--- YOUR TASK ---
Type every record exactly as it appears.

------ DATA RECORDS

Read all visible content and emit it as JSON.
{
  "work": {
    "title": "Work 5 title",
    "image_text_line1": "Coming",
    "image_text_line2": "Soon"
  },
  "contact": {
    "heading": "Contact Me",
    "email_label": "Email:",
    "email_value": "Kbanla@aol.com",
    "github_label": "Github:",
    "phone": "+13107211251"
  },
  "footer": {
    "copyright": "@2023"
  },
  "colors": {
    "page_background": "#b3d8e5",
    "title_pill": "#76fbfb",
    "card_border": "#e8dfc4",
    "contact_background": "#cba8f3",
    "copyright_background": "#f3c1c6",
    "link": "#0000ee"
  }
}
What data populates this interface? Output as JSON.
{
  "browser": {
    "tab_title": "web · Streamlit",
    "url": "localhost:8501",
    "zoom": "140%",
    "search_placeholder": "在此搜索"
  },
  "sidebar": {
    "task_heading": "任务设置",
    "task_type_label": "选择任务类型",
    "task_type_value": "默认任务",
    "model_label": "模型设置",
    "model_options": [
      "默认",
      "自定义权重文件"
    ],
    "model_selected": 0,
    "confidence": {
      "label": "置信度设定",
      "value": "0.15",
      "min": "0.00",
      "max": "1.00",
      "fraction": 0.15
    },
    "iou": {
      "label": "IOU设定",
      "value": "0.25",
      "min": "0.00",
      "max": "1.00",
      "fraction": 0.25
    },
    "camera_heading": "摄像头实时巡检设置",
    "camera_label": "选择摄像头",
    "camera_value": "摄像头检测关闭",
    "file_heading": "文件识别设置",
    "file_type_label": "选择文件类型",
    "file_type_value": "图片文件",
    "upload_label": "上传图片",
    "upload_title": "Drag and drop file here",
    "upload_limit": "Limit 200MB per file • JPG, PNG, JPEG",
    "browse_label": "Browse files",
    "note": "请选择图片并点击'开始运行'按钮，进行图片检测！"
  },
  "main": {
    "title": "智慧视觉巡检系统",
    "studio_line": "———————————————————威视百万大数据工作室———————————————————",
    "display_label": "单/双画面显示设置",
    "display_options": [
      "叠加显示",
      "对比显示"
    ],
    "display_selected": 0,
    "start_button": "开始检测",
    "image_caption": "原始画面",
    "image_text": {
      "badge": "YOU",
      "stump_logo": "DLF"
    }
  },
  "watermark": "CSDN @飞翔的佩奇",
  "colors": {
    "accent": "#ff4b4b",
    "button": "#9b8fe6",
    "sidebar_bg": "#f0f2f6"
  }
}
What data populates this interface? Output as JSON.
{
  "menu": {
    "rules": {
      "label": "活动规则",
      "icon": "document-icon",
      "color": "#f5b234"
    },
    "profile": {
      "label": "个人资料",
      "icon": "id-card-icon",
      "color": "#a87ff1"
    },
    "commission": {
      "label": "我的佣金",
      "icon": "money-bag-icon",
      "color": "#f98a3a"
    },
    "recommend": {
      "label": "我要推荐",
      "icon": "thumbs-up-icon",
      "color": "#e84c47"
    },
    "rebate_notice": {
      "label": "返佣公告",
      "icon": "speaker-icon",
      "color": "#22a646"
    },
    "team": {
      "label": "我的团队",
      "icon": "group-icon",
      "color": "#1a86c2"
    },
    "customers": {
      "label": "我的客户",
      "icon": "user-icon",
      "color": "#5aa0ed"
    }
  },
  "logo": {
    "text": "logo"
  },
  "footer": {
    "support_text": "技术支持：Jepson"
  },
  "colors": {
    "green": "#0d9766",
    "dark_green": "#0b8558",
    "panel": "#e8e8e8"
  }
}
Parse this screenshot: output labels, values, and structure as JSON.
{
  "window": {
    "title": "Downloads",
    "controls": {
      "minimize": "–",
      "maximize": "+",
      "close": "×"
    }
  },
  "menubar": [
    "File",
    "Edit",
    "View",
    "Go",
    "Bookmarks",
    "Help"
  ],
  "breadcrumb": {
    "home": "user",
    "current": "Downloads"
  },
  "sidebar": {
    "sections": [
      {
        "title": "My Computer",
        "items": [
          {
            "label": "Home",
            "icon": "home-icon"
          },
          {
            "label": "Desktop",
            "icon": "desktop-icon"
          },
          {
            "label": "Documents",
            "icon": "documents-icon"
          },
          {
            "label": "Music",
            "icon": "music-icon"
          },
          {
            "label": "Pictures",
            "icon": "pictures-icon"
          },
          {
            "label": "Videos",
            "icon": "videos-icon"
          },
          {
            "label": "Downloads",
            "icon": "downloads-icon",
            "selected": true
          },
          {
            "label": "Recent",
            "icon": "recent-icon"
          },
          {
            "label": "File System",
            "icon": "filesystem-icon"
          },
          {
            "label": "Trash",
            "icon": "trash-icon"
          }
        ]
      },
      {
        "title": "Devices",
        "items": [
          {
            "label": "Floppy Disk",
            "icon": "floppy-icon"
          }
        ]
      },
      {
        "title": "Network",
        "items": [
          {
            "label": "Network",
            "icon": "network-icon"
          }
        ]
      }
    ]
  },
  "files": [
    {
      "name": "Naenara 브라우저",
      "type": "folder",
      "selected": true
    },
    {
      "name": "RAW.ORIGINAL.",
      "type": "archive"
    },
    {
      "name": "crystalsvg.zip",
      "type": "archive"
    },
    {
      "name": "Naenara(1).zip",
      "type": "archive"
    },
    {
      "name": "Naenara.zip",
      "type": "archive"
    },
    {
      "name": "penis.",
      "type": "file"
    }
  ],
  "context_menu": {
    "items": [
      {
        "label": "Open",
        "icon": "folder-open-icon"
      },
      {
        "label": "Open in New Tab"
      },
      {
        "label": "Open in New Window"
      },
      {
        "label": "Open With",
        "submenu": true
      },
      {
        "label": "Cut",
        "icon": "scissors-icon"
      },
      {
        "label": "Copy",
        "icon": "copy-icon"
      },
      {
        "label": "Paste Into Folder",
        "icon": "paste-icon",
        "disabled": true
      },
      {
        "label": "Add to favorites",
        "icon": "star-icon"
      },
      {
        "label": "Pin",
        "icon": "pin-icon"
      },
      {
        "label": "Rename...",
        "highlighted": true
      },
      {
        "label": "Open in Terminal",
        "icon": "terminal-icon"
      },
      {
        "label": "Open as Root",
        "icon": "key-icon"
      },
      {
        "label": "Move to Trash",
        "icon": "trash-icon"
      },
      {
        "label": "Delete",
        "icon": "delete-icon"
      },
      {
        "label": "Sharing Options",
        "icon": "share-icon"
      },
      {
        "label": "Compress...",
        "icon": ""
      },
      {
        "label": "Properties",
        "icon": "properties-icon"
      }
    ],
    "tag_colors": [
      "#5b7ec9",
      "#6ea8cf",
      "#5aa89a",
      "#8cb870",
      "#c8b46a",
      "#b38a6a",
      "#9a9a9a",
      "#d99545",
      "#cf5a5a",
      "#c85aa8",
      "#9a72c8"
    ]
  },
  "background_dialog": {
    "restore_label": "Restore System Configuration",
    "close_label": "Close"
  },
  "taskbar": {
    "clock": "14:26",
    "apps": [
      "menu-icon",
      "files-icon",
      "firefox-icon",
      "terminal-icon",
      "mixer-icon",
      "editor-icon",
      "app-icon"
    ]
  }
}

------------

--- TASK OUTPUT ---
Read all visible content and emit it as JSON.
{
  "work": {
    "title": "Work 5 title",
    "image_text_line1": "Coming",
    "image_text_line2": "Soon"
  },
  "contact": {
    "heading": "Contact Me",
    "email_label": "Email:",
    "email_value": "Kbanla@aol.com",
    "github_label": "Github:",
    "phone": "+13107211251"
  },
  "footer": {
    "copyright": "@2023"
  },
  "colors": {
    "page_background": "#b3d8e5",
    "title_pill": "#76fbfb",
    "card_border": "#e8dfc4",
    "contact_background": "#cba8f3",
    "copyright_background": "#f3c1c6",
    "link": "#0000ee"
  }
}
What data populates this interface? Output as JSON.
{
  "browser": {
    "tab_title": "web · Streamlit",
    "url": "localhost:8501",
    "zoom": "140%",
    "search_placeholder": "在此搜索"
  },
  "sidebar": {
    "task_heading": "任务设置",
    "task_type_label": "选择任务类型",
    "task_type_value": "默认任务",
    "model_label": "模型设置",
    "model_options": [
      "默认",
      "自定义权重文件"
    ],
    "model_selected": 0,
    "confidence": {
      "label": "置信度设定",
      "value": "0.15",
      "min": "0.00",
      "max": "1.00",
      "fraction": 0.15
    },
    "iou": {
      "label": "IOU设定",
      "value": "0.25",
      "min": "0.00",
      "max": "1.00",
      "fraction": 0.25
    },
    "camera_heading": "摄像头实时巡检设置",
    "camera_label": "选择摄像头",
    "camera_value": "摄像头检测关闭",
    "file_heading": "文件识别设置",
    "file_type_label": "选择文件类型",
    "file_type_value": "图片文件",
    "upload_label": "上传图片",
    "upload_title": "Drag and drop file here",
    "upload_limit": "Limit 200MB per file • JPG, PNG, JPEG",
    "browse_label": "Browse files",
    "note": "请选择图片并点击'开始运行'按钮，进行图片检测！"
  },
  "main": {
    "title": "智慧视觉巡检系统",
    "studio_line": "———————————————————威视百万大数据工作室———————————————————",
    "display_label": "单/双画面显示设置",
    "display_options": [
      "叠加显示",
      "对比显示"
    ],
    "display_selected": 0,
    "start_button": "开始检测",
    "image_caption": "原始画面",
    "image_text": {
      "badge": "YOU",
      "stump_logo": "DLF"
    }
  },
  "watermark": "CSDN @飞翔的佩奇",
  "colors": {
    "accent": "#ff4b4b",
    "button": "#9b8fe6",
    "sidebar_bg": "#f0f2f6"
  }
}
What data populates this interface? Output as JSON.
{
  "menu": {
    "rules": {
      "label": "活动规则",
      "icon": "document-icon",
      "color": "#f5b234"
    },
    "profile": {
      "label": "个人资料",
      "icon": "id-card-icon",
      "color": "#a87ff1"
    },
    "commission": {
      "label": "我的佣金",
      "icon": "money-bag-icon",
      "color": "#f98a3a"
    },
    "recommend": {
      "label": "我要推荐",
      "icon": "thumbs-up-icon",
      "color": "#e84c47"
    },
    "rebate_notice": {
      "label": "返佣公告",
      "icon": "speaker-icon",
      "color": "#22a646"
    },
    "team": {
      "label": "我的团队",
      "icon": "group-icon",
      "color": "#1a86c2"
    },
    "customers": {
      "label": "我的客户",
      "icon": "user-icon",
      "color": "#5aa0ed"
    }
  },
  "logo": {
    "text": "logo"
  },
  "footer": {
    "support_text": "技术支持：Jepson"
  },
  "colors": {
    "green": "#0d9766",
    "dark_green": "#0b8558",
    "panel": "#e8e8e8"
  }
}
Parse this screenshot: output labels, values, and structure as JSON.
{
  "window": {
    "title": "Downloads",
    "controls": {
      "minimize": "–",
      "maximize": "+",
      "close": "×"
    }
  },
  "menubar": [
    "File",
    "Edit",
    "View",
    "Go",
    "Bookmarks",
    "Help"
  ],
  "breadcrumb": {
    "home": "user",
    "current": "Downloads"
  },
  "sidebar": {
    "sections": [
      {
        "title": "My Computer",
        "items": [
          {
            "label": "Home",
            "icon": "home-icon"
          },
          {
            "label": "Desktop",
            "icon": "desktop-icon"
          },
          {
            "label": "Documents",
            "icon": "documents-icon"
          },
          {
            "label": "Music",
            "icon": "music-icon"
          },
          {
            "label": "Pictures",
            "icon": "pictures-icon"
          },
          {
            "label": "Videos",
            "icon": "videos-icon"
          },
          {
            "label": "Downloads",
            "icon": "downloads-icon",
            "selected": true
          },
          {
            "label": "Recent",
            "icon": "recent-icon"
          },
          {
            "label": "File System",
            "icon": "filesystem-icon"
          },
          {
            "label": "Trash",
            "icon": "trash-icon"
          }
        ]
      },
      {
        "title": "Devices",
        "items": [
          {
            "label": "Floppy Disk",
            "icon": "floppy-icon"
          }
        ]
      },
      {
        "title": "Network",
        "items": [
          {
            "label": "Network",
            "icon": "network-icon"
          }
        ]
      }
    ]
  },
  "files": [
    {
      "name": "Naenara 브라우저",
      "type": "folder",
      "selected": true
    },
    {
      "name": "RAW.ORIGINAL.",
      "type": "archive"
    },
    {
      "name": "crystalsvg.zip",
      "type": "archive"
    },
    {
      "name": "Naenara(1).zip",
      "type": "archive"
    },
    {
      "name": "Naenara.zip",
      "type": "archive"
    },
    {
      "name": "penis.",
      "type": "file"
    }
  ],
  "context_menu": {
    "items": [
      {
        "label": "Open",
        "icon": "folder-open-icon"
      },
      {
        "label": "Open in New Tab"
      },
      {
        "label": "Open in New Window"
      },
      {
        "label": "Open With",
        "submenu": true
      },
      {
        "label": "Cut",
        "icon": "scissors-icon"
      },
      {
        "label": "Copy",
        "icon": "copy-icon"
      },
      {
        "label": "Paste Into Folder",
        "icon": "paste-icon",
        "disabled": true
      },
      {
        "label": "Add to favorites",
        "icon": "star-icon"
      },
      {
        "label": "Pin",
        "icon": "pin-icon"
      },
      {
        "label": "Rename...",
        "highlighted": true
      },
      {
        "label": "Open in Terminal",
        "icon": "terminal-icon"
      },
      {
        "label": "Open as Root",
        "icon": "key-icon"
      },
      {
        "label": "Move to Trash",
        "icon": "trash-icon"
      },
      {
        "label": "Delete",
        "icon": "delete-icon"
      },
      {
        "label": "Sharing Options",
        "icon": "share-icon"
      },
      {
        "label": "Compress...",
        "icon": ""
      },
      {
        "label": "Properties",
        "icon": "properties-icon"
      }
    ],
    "tag_colors": [
      "#5b7ec9",
      "#6ea8cf",
      "#5aa89a",
      "#8cb870",
      "#c8b46a",
      "#b38a6a",
      "#9a9a9a",
      "#d99545",
      "#cf5a5a",
      "#c85aa8",
      "#9a72c8"
    ]
  },
  "background_dialog": {
    "restore_label": "Restore System Configuration",
    "close_label": "Close"
  },
  "taskbar": {
    "clock": "14:26",
    "apps": [
      "menu-icon",
      "files-icon",
      "firefox-icon",
      "terminal-icon",
      "mixer-icon",
      "editor-icon",
      "app-icon"
    ]
  }
}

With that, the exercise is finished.